## Page and application data records
%%

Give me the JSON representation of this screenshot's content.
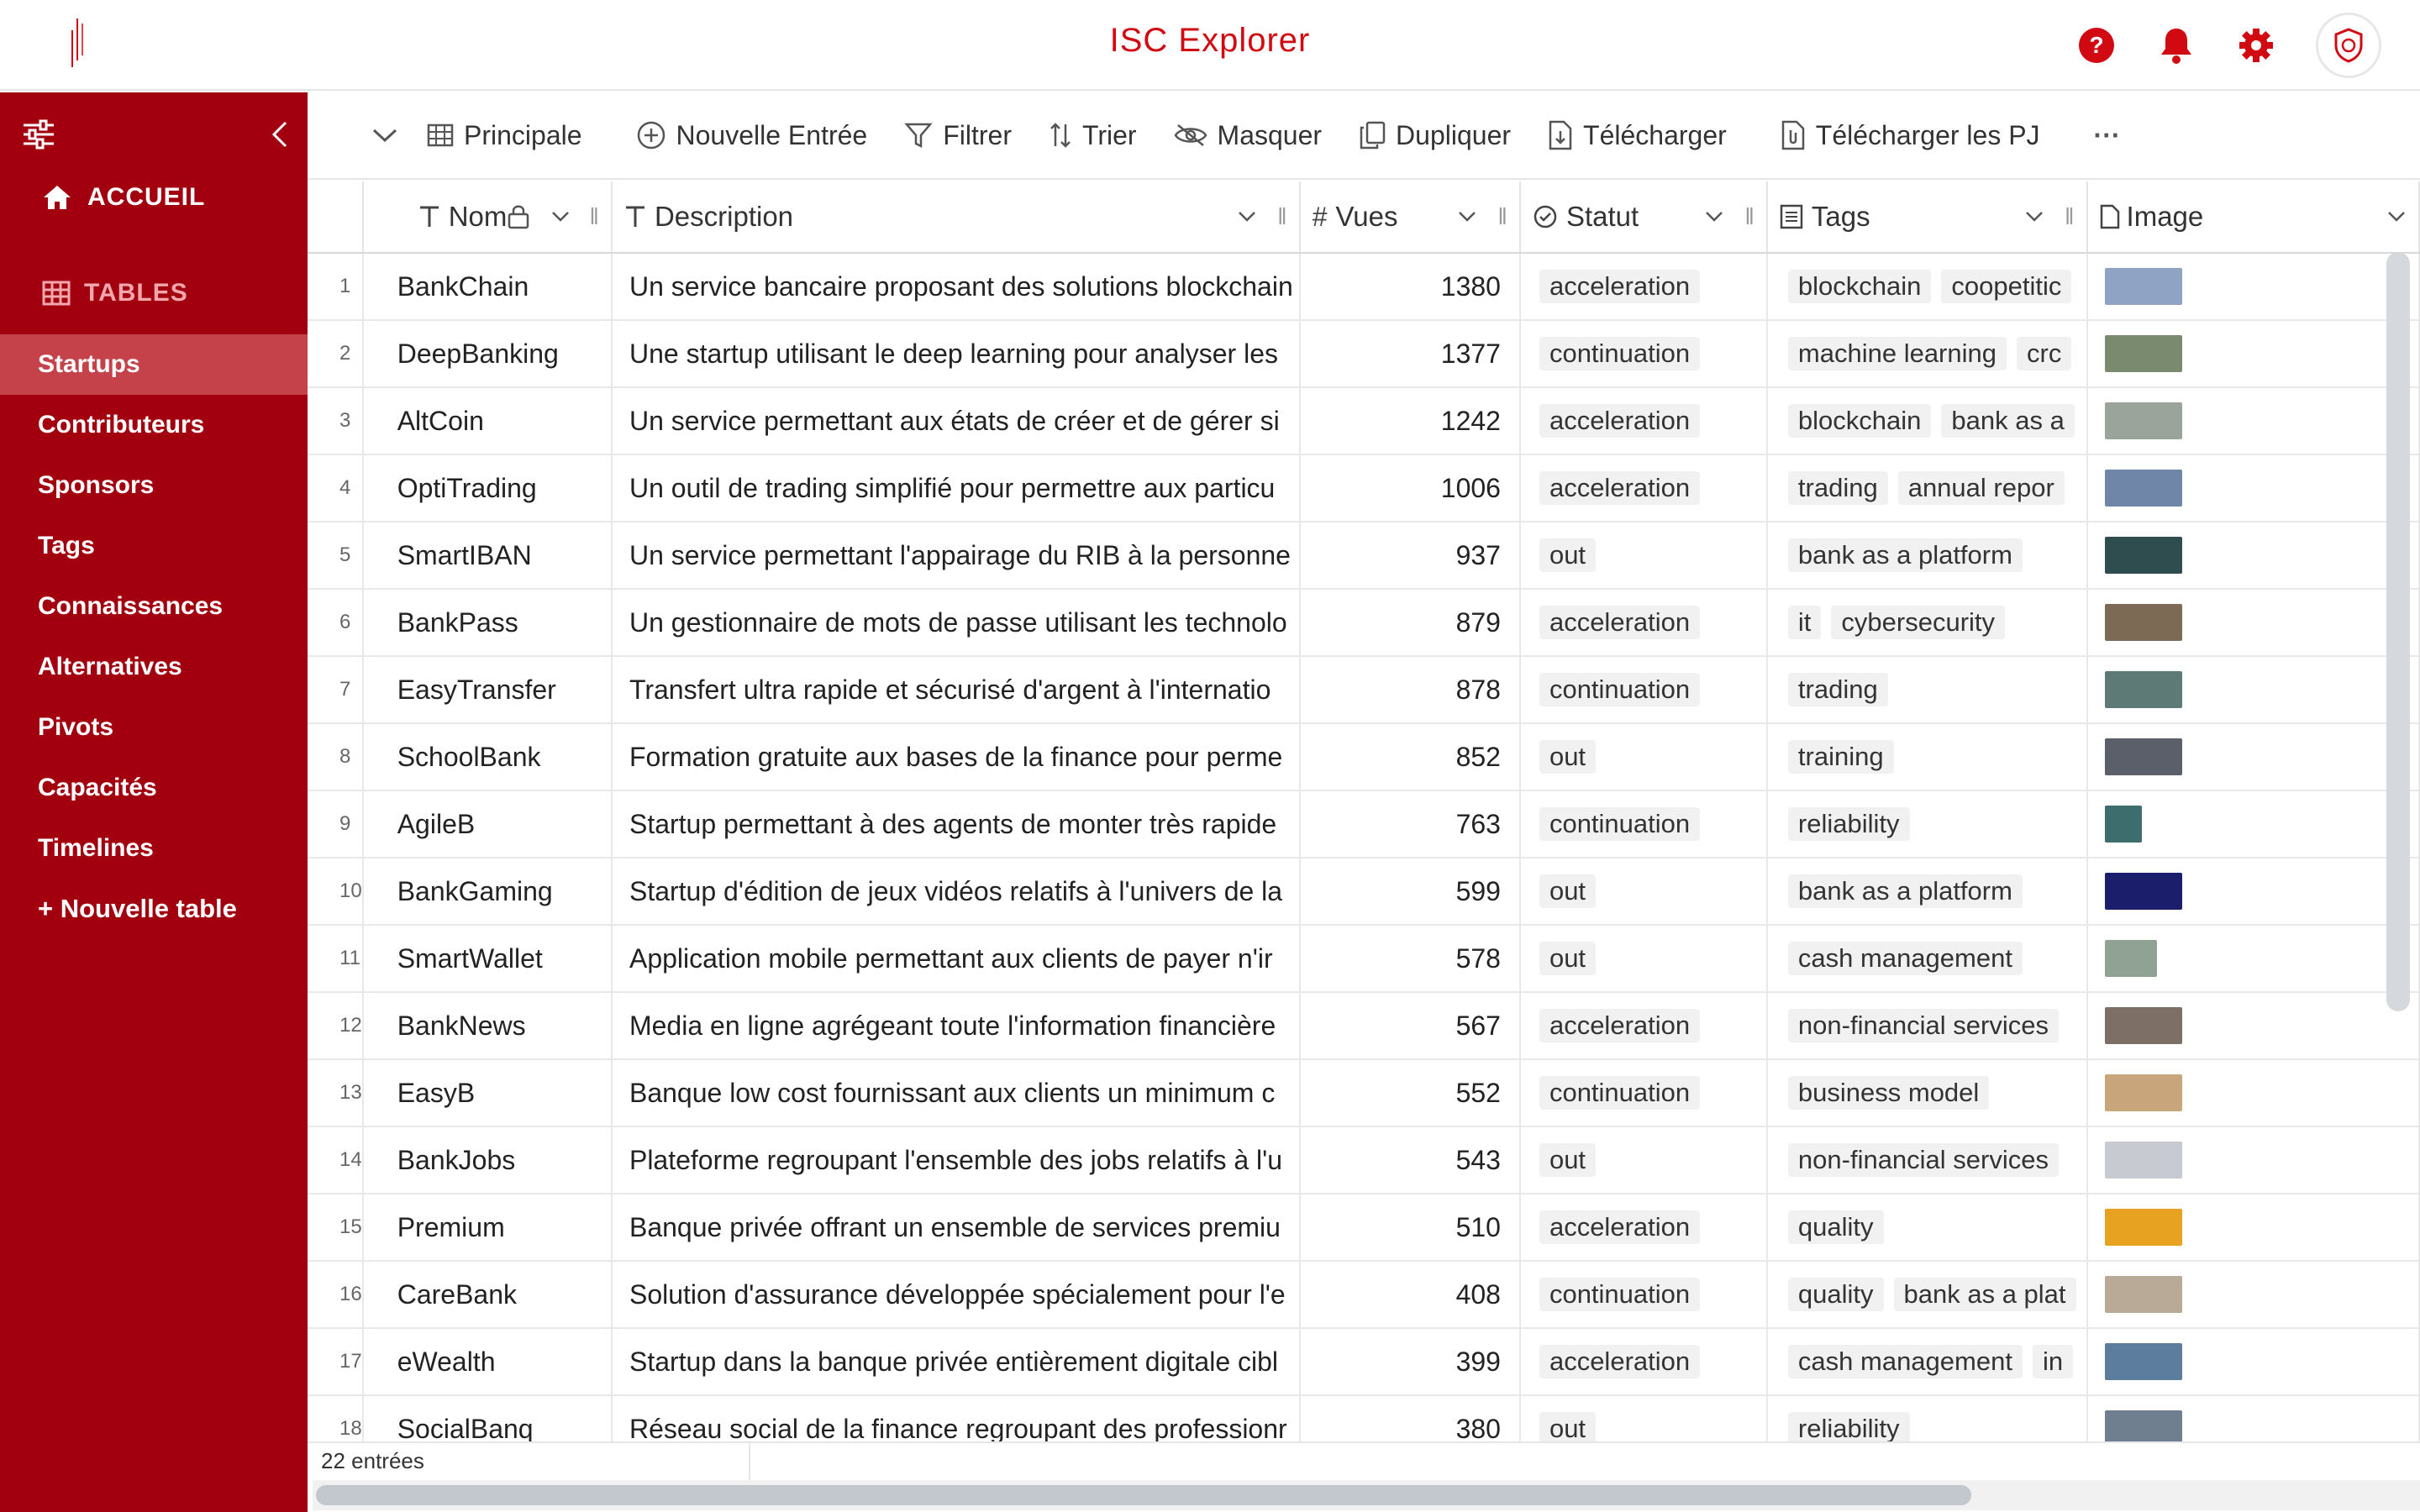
{
  "app": {
    "title": "ISC Explorer"
  },
  "colors": {
    "brand": "#d10a11",
    "sidebar": "#a3000f",
    "sidebar_active": "#c5424b"
  },
  "topbar": {
    "icons": [
      "help-icon",
      "bell-icon",
      "gear-icon",
      "shield-avatar-icon"
    ]
  },
  "sidebar": {
    "home_label": "ACCUEIL",
    "tables_label": "TABLES",
    "items": [
      {
        "label": "Startups",
        "active": true
      },
      {
        "label": "Contributeurs"
      },
      {
        "label": "Sponsors"
      },
      {
        "label": "Tags"
      },
      {
        "label": "Connaissances"
      },
      {
        "label": "Alternatives"
      },
      {
        "label": "Pivots"
      },
      {
        "label": "Capacités"
      },
      {
        "label": "Timelines"
      }
    ],
    "new_table_label": "Nouvelle table"
  },
  "toolbar": {
    "view": "Principale",
    "new_entry": "Nouvelle Entrée",
    "filter": "Filtrer",
    "sort": "Trier",
    "hide": "Masquer",
    "duplicate": "Dupliquer",
    "download": "Télécharger",
    "download_attachments": "Télécharger les PJ",
    "more": "···"
  },
  "table": {
    "columns": {
      "name": "Nom",
      "description": "Description",
      "views": "Vues",
      "status": "Statut",
      "tags": "Tags",
      "image": "Image"
    },
    "rows": [
      {
        "idx": "1",
        "name": "BankChain",
        "desc": "Un service bancaire proposant des solutions blockchain",
        "views": "1380",
        "status": "acceleration",
        "tags": [
          "blockchain",
          "coopetitic"
        ],
        "img": "#8fa3c4"
      },
      {
        "idx": "2",
        "name": "DeepBanking",
        "desc": "Une startup utilisant le deep learning pour analyser les",
        "views": "1377",
        "status": "continuation",
        "tags": [
          "machine learning",
          "crc"
        ],
        "img": "#7a8a6e"
      },
      {
        "idx": "3",
        "name": "AltCoin",
        "desc": "Un service permettant aux états de créer et de gérer si",
        "views": "1242",
        "status": "acceleration",
        "tags": [
          "blockchain",
          "bank as a"
        ],
        "img": "#9aa49a"
      },
      {
        "idx": "4",
        "name": "OptiTrading",
        "desc": "Un outil de trading simplifié pour permettre aux particu",
        "views": "1006",
        "status": "acceleration",
        "tags": [
          "trading",
          "annual repor"
        ],
        "img": "#6f86a8"
      },
      {
        "idx": "5",
        "name": "SmartIBAN",
        "desc": "Un service permettant l'appairage du RIB à la personne",
        "views": "937",
        "status": "out",
        "tags": [
          "bank as a platform"
        ],
        "img": "#2f4d4e"
      },
      {
        "idx": "6",
        "name": "BankPass",
        "desc": "Un gestionnaire de mots de passe utilisant les technolo",
        "views": "879",
        "status": "acceleration",
        "tags": [
          "it",
          "cybersecurity"
        ],
        "img": "#7c6a55"
      },
      {
        "idx": "7",
        "name": "EasyTransfer",
        "desc": "Transfert ultra rapide et sécurisé d'argent à l'internatio",
        "views": "878",
        "status": "continuation",
        "tags": [
          "trading"
        ],
        "img": "#5d7a77"
      },
      {
        "idx": "8",
        "name": "SchoolBank",
        "desc": "Formation gratuite aux bases de la finance pour perme",
        "views": "852",
        "status": "out",
        "tags": [
          "training"
        ],
        "img": "#5a5f69"
      },
      {
        "idx": "9",
        "name": "AgileB",
        "desc": "Startup permettant à des agents de monter très rapide",
        "views": "763",
        "status": "continuation",
        "tags": [
          "reliability"
        ],
        "img": "#3e6d6e"
      },
      {
        "idx": "10",
        "name": "BankGaming",
        "desc": "Startup d'édition de jeux vidéos relatifs à l'univers de la",
        "views": "599",
        "status": "out",
        "tags": [
          "bank as a platform"
        ],
        "img": "#1b1f6b"
      },
      {
        "idx": "11",
        "name": "SmartWallet",
        "desc": "Application mobile permettant aux clients de payer n'ir",
        "views": "578",
        "status": "out",
        "tags": [
          "cash management"
        ],
        "img": "#8fa293"
      },
      {
        "idx": "12",
        "name": "BankNews",
        "desc": "Media en ligne agrégeant toute l'information financière",
        "views": "567",
        "status": "acceleration",
        "tags": [
          "non-financial services"
        ],
        "img": "#7d6f66"
      },
      {
        "idx": "13",
        "name": "EasyB",
        "desc": "Banque low cost fournissant aux clients un minimum c",
        "views": "552",
        "status": "continuation",
        "tags": [
          "business model"
        ],
        "img": "#c8a57a"
      },
      {
        "idx": "14",
        "name": "BankJobs",
        "desc": "Plateforme regroupant l'ensemble des jobs relatifs à l'u",
        "views": "543",
        "status": "out",
        "tags": [
          "non-financial services"
        ],
        "img": "#c7cbd1"
      },
      {
        "idx": "15",
        "name": "Premium",
        "desc": "Banque privée offrant un ensemble de services premiu",
        "views": "510",
        "status": "acceleration",
        "tags": [
          "quality"
        ],
        "img": "#e6a220"
      },
      {
        "idx": "16",
        "name": "CareBank",
        "desc": "Solution d'assurance développée spécialement pour l'e",
        "views": "408",
        "status": "continuation",
        "tags": [
          "quality",
          "bank as a plat"
        ],
        "img": "#b9aa98"
      },
      {
        "idx": "17",
        "name": "eWealth",
        "desc": "Startup dans la banque privée entièrement digitale cibl",
        "views": "399",
        "status": "acceleration",
        "tags": [
          "cash management",
          "in"
        ],
        "img": "#5d7d9e"
      },
      {
        "idx": "18",
        "name": "SocialBanq",
        "desc": "Réseau social de la finance regroupant des professionr",
        "views": "380",
        "status": "out",
        "tags": [
          "reliability"
        ],
        "img": "#6f7f90"
      }
    ]
  },
  "footer": {
    "count": "22 entrées"
  }
}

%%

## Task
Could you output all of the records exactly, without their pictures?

## Written reply
Give me the JSON representation of this screenshot's content.
{
  "app": {
    "title": "ISC Explorer"
  },
  "colors": {
    "brand": "#d10a11",
    "sidebar": "#a3000f",
    "sidebar_active": "#c5424b"
  },
  "topbar": {
    "icons": [
      "help-icon",
      "bell-icon",
      "gear-icon",
      "shield-avatar-icon"
    ]
  },
  "sidebar": {
    "home_label": "ACCUEIL",
    "tables_label": "TABLES",
    "items": [
      {
        "label": "Startups",
        "active": true
      },
      {
        "label": "Contributeurs"
      },
      {
        "label": "Sponsors"
      },
      {
        "label": "Tags"
      },
      {
        "label": "Connaissances"
      },
      {
        "label": "Alternatives"
      },
      {
        "label": "Pivots"
      },
      {
        "label": "Capacités"
      },
      {
        "label": "Timelines"
      }
    ],
    "new_table_label": "Nouvelle table"
  },
  "toolbar": {
    "view": "Principale",
    "new_entry": "Nouvelle Entrée",
    "filter": "Filtrer",
    "sort": "Trier",
    "hide": "Masquer",
    "duplicate": "Dupliquer",
    "download": "Télécharger",
    "download_attachments": "Télécharger les PJ",
    "more": "···"
  },
  "table": {
    "columns": {
      "name": "Nom",
      "description": "Description",
      "views": "Vues",
      "status": "Statut",
      "tags": "Tags",
      "image": "Image"
    },
    "rows": [
      {
        "idx": "1",
        "name": "BankChain",
        "desc": "Un service bancaire proposant des solutions blockchain",
        "views": "1380",
        "status": "acceleration",
        "tags": [
          "blockchain",
          "coopetitic"
        ],
        "img": "#8fa3c4"
      },
      {
        "idx": "2",
        "name": "DeepBanking",
        "desc": "Une startup utilisant le deep learning pour analyser les",
        "views": "1377",
        "status": "continuation",
        "tags": [
          "machine learning",
          "crc"
        ],
        "img": "#7a8a6e"
      },
      {
        "idx": "3",
        "name": "AltCoin",
        "desc": "Un service permettant aux états de créer et de gérer si",
        "views": "1242",
        "status": "acceleration",
        "tags": [
          "blockchain",
          "bank as a"
        ],
        "img": "#9aa49a"
      },
      {
        "idx": "4",
        "name": "OptiTrading",
        "desc": "Un outil de trading simplifié pour permettre aux particu",
        "views": "1006",
        "status": "acceleration",
        "tags": [
          "trading",
          "annual repor"
        ],
        "img": "#6f86a8"
      },
      {
        "idx": "5",
        "name": "SmartIBAN",
        "desc": "Un service permettant l'appairage du RIB à la personne",
        "views": "937",
        "status": "out",
        "tags": [
          "bank as a platform"
        ],
        "img": "#2f4d4e"
      },
      {
        "idx": "6",
        "name": "BankPass",
        "desc": "Un gestionnaire de mots de passe utilisant les technolo",
        "views": "879",
        "status": "acceleration",
        "tags": [
          "it",
          "cybersecurity"
        ],
        "img": "#7c6a55"
      },
      {
        "idx": "7",
        "name": "EasyTransfer",
        "desc": "Transfert ultra rapide et sécurisé d'argent à l'internatio",
        "views": "878",
        "status": "continuation",
        "tags": [
          "trading"
        ],
        "img": "#5d7a77"
      },
      {
        "idx": "8",
        "name": "SchoolBank",
        "desc": "Formation gratuite aux bases de la finance pour perme",
        "views": "852",
        "status": "out",
        "tags": [
          "training"
        ],
        "img": "#5a5f69"
      },
      {
        "idx": "9",
        "name": "AgileB",
        "desc": "Startup permettant à des agents de monter très rapide",
        "views": "763",
        "status": "continuation",
        "tags": [
          "reliability"
        ],
        "img": "#3e6d6e"
      },
      {
        "idx": "10",
        "name": "BankGaming",
        "desc": "Startup d'édition de jeux vidéos relatifs à l'univers de la",
        "views": "599",
        "status": "out",
        "tags": [
          "bank as a platform"
        ],
        "img": "#1b1f6b"
      },
      {
        "idx": "11",
        "name": "SmartWallet",
        "desc": "Application mobile permettant aux clients de payer n'ir",
        "views": "578",
        "status": "out",
        "tags": [
          "cash management"
        ],
        "img": "#8fa293"
      },
      {
        "idx": "12",
        "name": "BankNews",
        "desc": "Media en ligne agrégeant toute l'information financière",
        "views": "567",
        "status": "acceleration",
        "tags": [
          "non-financial services"
        ],
        "img": "#7d6f66"
      },
      {
        "idx": "13",
        "name": "EasyB",
        "desc": "Banque low cost fournissant aux clients un minimum c",
        "views": "552",
        "status": "continuation",
        "tags": [
          "business model"
        ],
        "img": "#c8a57a"
      },
      {
        "idx": "14",
        "name": "BankJobs",
        "desc": "Plateforme regroupant l'ensemble des jobs relatifs à l'u",
        "views": "543",
        "status": "out",
        "tags": [
          "non-financial services"
        ],
        "img": "#c7cbd1"
      },
      {
        "idx": "15",
        "name": "Premium",
        "desc": "Banque privée offrant un ensemble de services premiu",
        "views": "510",
        "status": "acceleration",
        "tags": [
          "quality"
        ],
        "img": "#e6a220"
      },
      {
        "idx": "16",
        "name": "CareBank",
        "desc": "Solution d'assurance développée spécialement pour l'e",
        "views": "408",
        "status": "continuation",
        "tags": [
          "quality",
          "bank as a plat"
        ],
        "img": "#b9aa98"
      },
      {
        "idx": "17",
        "name": "eWealth",
        "desc": "Startup dans la banque privée entièrement digitale cibl",
        "views": "399",
        "status": "acceleration",
        "tags": [
          "cash management",
          "in"
        ],
        "img": "#5d7d9e"
      },
      {
        "idx": "18",
        "name": "SocialBanq",
        "desc": "Réseau social de la finance regroupant des professionr",
        "views": "380",
        "status": "out",
        "tags": [
          "reliability"
        ],
        "img": "#6f7f90"
      }
    ]
  },
  "footer": {
    "count": "22 entrées"
  }
}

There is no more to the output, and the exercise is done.